→ **What is being asked**: Return each entry below word for word, leaving out any image.

→ **Data shown**:

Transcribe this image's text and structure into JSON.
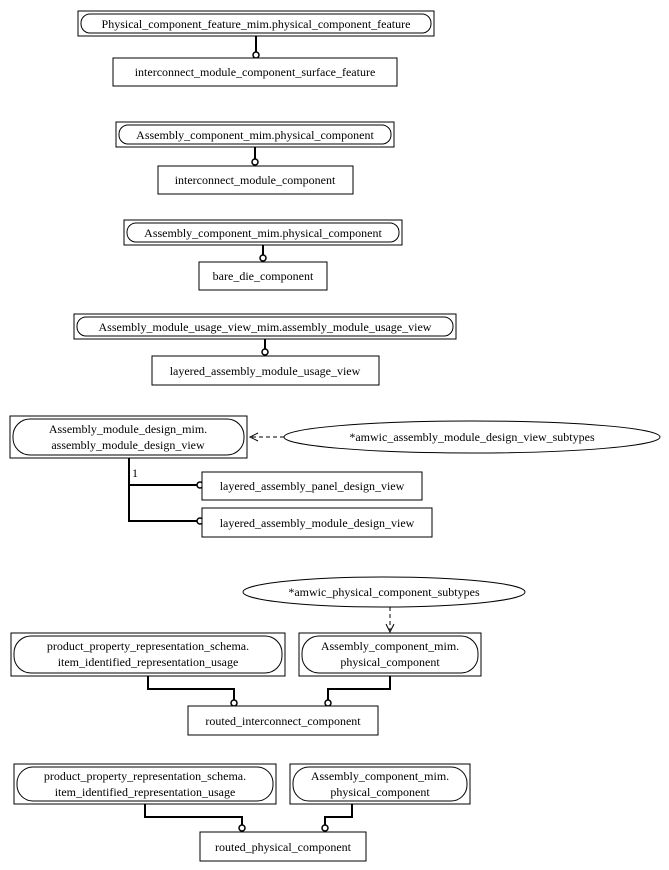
{
  "diagram": {
    "type": "EXPRESS-G",
    "groups": [
      {
        "id": "g1",
        "supertype": "Physical_component_feature_mim.physical_component_feature",
        "subtypes": [
          "interconnect_module_component_surface_feature"
        ]
      },
      {
        "id": "g2",
        "supertype": "Assembly_component_mim.physical_component",
        "subtypes": [
          "interconnect_module_component"
        ]
      },
      {
        "id": "g3",
        "supertype": "Assembly_component_mim.physical_component",
        "subtypes": [
          "bare_die_component"
        ]
      },
      {
        "id": "g4",
        "supertype": "Assembly_module_usage_view_mim.assembly_module_usage_view",
        "subtypes": [
          "layered_assembly_module_usage_view"
        ]
      },
      {
        "id": "g5",
        "supertype_lines": [
          "Assembly_module_design_mim.",
          "assembly_module_design_view"
        ],
        "subtype_reference": "*amwic_assembly_module_design_view_subtypes",
        "cardinality_label": "1",
        "subtypes": [
          "layered_assembly_panel_design_view",
          "layered_assembly_module_design_view"
        ]
      },
      {
        "id": "g6",
        "subtype_reference": "*amwic_physical_component_subtypes",
        "supertypes": [
          {
            "lines": [
              "product_property_representation_schema.",
              "item_identified_representation_usage"
            ]
          },
          {
            "lines": [
              "Assembly_component_mim.",
              "physical_component"
            ]
          }
        ],
        "subtype": "routed_interconnect_component"
      },
      {
        "id": "g7",
        "supertypes": [
          {
            "lines": [
              "product_property_representation_schema.",
              "item_identified_representation_usage"
            ]
          },
          {
            "lines": [
              "Assembly_component_mim.",
              "physical_component"
            ]
          }
        ],
        "subtype": "routed_physical_component"
      }
    ]
  }
}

→ **Solution for this problem**:
Transcribe this image's text and structure into JSON.
{
  "diagram": {
    "type": "EXPRESS-G",
    "groups": [
      {
        "id": "g1",
        "supertype": "Physical_component_feature_mim.physical_component_feature",
        "subtypes": [
          "interconnect_module_component_surface_feature"
        ]
      },
      {
        "id": "g2",
        "supertype": "Assembly_component_mim.physical_component",
        "subtypes": [
          "interconnect_module_component"
        ]
      },
      {
        "id": "g3",
        "supertype": "Assembly_component_mim.physical_component",
        "subtypes": [
          "bare_die_component"
        ]
      },
      {
        "id": "g4",
        "supertype": "Assembly_module_usage_view_mim.assembly_module_usage_view",
        "subtypes": [
          "layered_assembly_module_usage_view"
        ]
      },
      {
        "id": "g5",
        "supertype_lines": [
          "Assembly_module_design_mim.",
          "assembly_module_design_view"
        ],
        "subtype_reference": "*amwic_assembly_module_design_view_subtypes",
        "cardinality_label": "1",
        "subtypes": [
          "layered_assembly_panel_design_view",
          "layered_assembly_module_design_view"
        ]
      },
      {
        "id": "g6",
        "subtype_reference": "*amwic_physical_component_subtypes",
        "supertypes": [
          {
            "lines": [
              "product_property_representation_schema.",
              "item_identified_representation_usage"
            ]
          },
          {
            "lines": [
              "Assembly_component_mim.",
              "physical_component"
            ]
          }
        ],
        "subtype": "routed_interconnect_component"
      },
      {
        "id": "g7",
        "supertypes": [
          {
            "lines": [
              "product_property_representation_schema.",
              "item_identified_representation_usage"
            ]
          },
          {
            "lines": [
              "Assembly_component_mim.",
              "physical_component"
            ]
          }
        ],
        "subtype": "routed_physical_component"
      }
    ]
  }
}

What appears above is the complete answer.